Tobias Rieder hasn’t scored a goal in a meaningful National Hockey League game in over a year. With a newly-minted two-way contract with the Calgary Flames in hand, he’s hoping he can end that cold streak.

Speaking on Saturday morning at the Saddledome – after his contract had been agreed upon but before it had become official – Rieder reflected on his camp.

(The whole media availability was pretty surreal, in that the Rieder news was out there but not yet official. Milan Lucic mentioned it twice on Saturday – once during the intermission coverage and once following the game – but you got the sense he couldn’t hold in his excitement for his teammate’s good fortune.)

The last time Rieder scored in a regular season game was his second-last game with the Los Angeles Kings, back on April 5, 2018 in a 5-4 overtime win over the Minnesota Wild. Since then? 68 regular season twirls without a red light going off.

“I’m just trying to forget about last year. I learned a lot from it, but I just want to get back to my game and show what I can do and what I did early on in my career,” said Rieder. “It was a challenge mentally, obviously not scoring a goal. And I think you just get tougher as a person and you learn to handle the mental aspect of the game and just trying to get back to being the player you normally are.”
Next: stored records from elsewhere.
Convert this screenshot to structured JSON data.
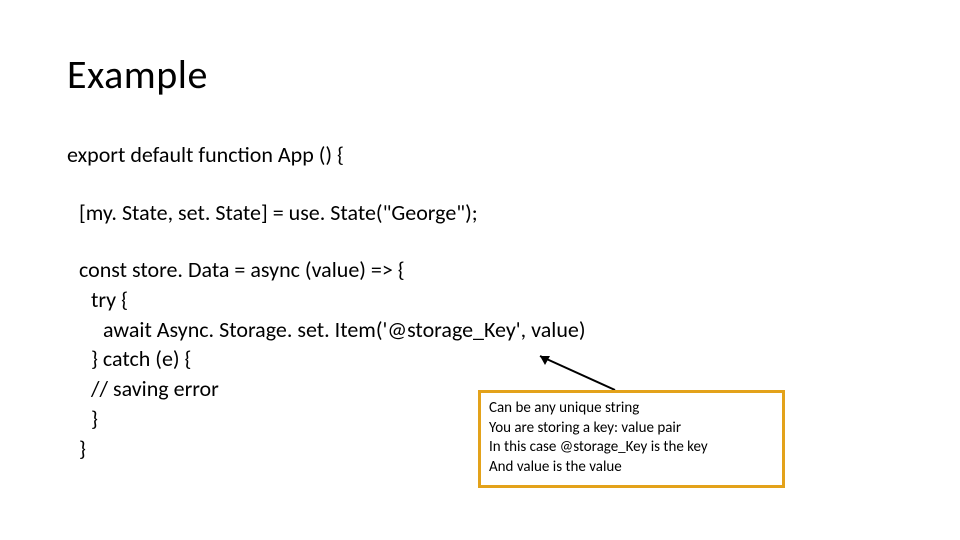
{
  "title": "Example",
  "code": {
    "l1": "export default function App () {",
    "l2": "[my. State, set. State] = use. State(\"George\");",
    "l3": "const store. Data = async (value) => {",
    "l4": "try {",
    "l5": "await Async. Storage. set. Item('@storage_Key', value)",
    "l6": "} catch (e) {",
    "l7": "// saving error",
    "l8": "}",
    "l9": "}"
  },
  "callout": {
    "l1": "Can be any unique string",
    "l2": "You are storing a key: value pair",
    "l3": "In this case @storage_Key is the key",
    "l4": "And value is the value"
  }
}
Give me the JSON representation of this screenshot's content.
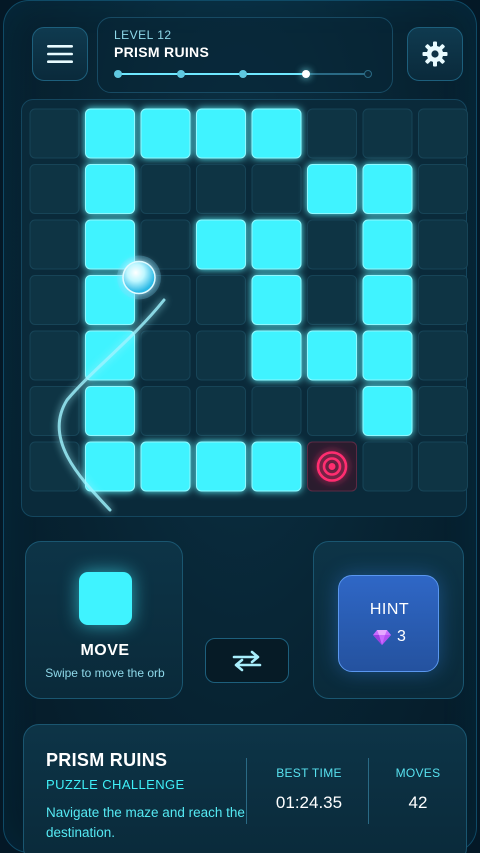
{
  "header": {
    "menu_icon": "hamburger-menu-icon",
    "settings_icon": "gear-icon",
    "level_label": "LEVEL 12",
    "level_name": "PRISM RUINS",
    "progress": {
      "total_stages": 5,
      "current_stage": 4
    }
  },
  "board": {
    "cols": 8,
    "rows": 7,
    "lit_cells": [
      [
        0,
        1
      ],
      [
        0,
        2
      ],
      [
        0,
        3
      ],
      [
        0,
        4
      ],
      [
        1,
        1
      ],
      [
        1,
        5
      ],
      [
        1,
        6
      ],
      [
        2,
        1
      ],
      [
        2,
        3
      ],
      [
        2,
        4
      ],
      [
        2,
        6
      ],
      [
        3,
        1
      ],
      [
        3,
        4
      ],
      [
        3,
        6
      ],
      [
        3,
        1
      ],
      [
        4,
        1
      ],
      [
        4,
        4
      ],
      [
        4,
        5
      ],
      [
        4,
        6
      ],
      [
        5,
        1
      ],
      [
        5,
        6
      ],
      [
        6,
        1
      ],
      [
        6,
        2
      ],
      [
        6,
        3
      ],
      [
        6,
        4
      ]
    ],
    "orb_cell": [
      3,
      2
    ],
    "target_cell": [
      6,
      5
    ],
    "colors": {
      "lit": "#3ff3ff",
      "dark": "#0e3444",
      "target": "#ff2d6f"
    }
  },
  "controls": {
    "move_label": "MOVE",
    "move_hint": "Swipe to move the orb",
    "swap_icon": "swap-arrows-icon",
    "hint_label": "HINT",
    "hint_icon": "gem-icon",
    "hint_count": "3"
  },
  "info": {
    "title": "PRISM RUINS",
    "subtitle": "PUZZLE CHALLENGE",
    "description": "Navigate the maze and reach the destination.",
    "best_time_label": "BEST TIME",
    "best_time_value": "01:24.35",
    "moves_label": "MOVES",
    "moves_value": "42"
  }
}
Rieder earned praised from the Flames coaching staff for his ability to use his speed off the rush to generate chances. He finally scored a pair of goals in the pre-season finale – fittingly against his former Edmonton Oilers teammates. One goal came off the rush, the other was a deflection off his stick in front of the net. His goals against Edmonton were his first, in any game involving NHL players, in 366 days.

The underlying numbers suggest that Rieder’s good fortune should extend into the regular season. Since the last time he scored a regular season goal, he’s registered 94 shots and 138 individual Corsi events. He leds the NHL in shots by players with zero goals in 2018-19, 27 more than the next player. His on-ice shooting percentage was 3.21%, lowest of any regular player in the league.

He was generating chances. He was generating shots. He was hitting the net on a large proportion of his shot attempts. He just wasn’t getting pucks past the goaltender. His puck luck was disasterously bad on the offensive side of things. His luck is bound to bounce back, but it remains to be seen how much it will bounce back.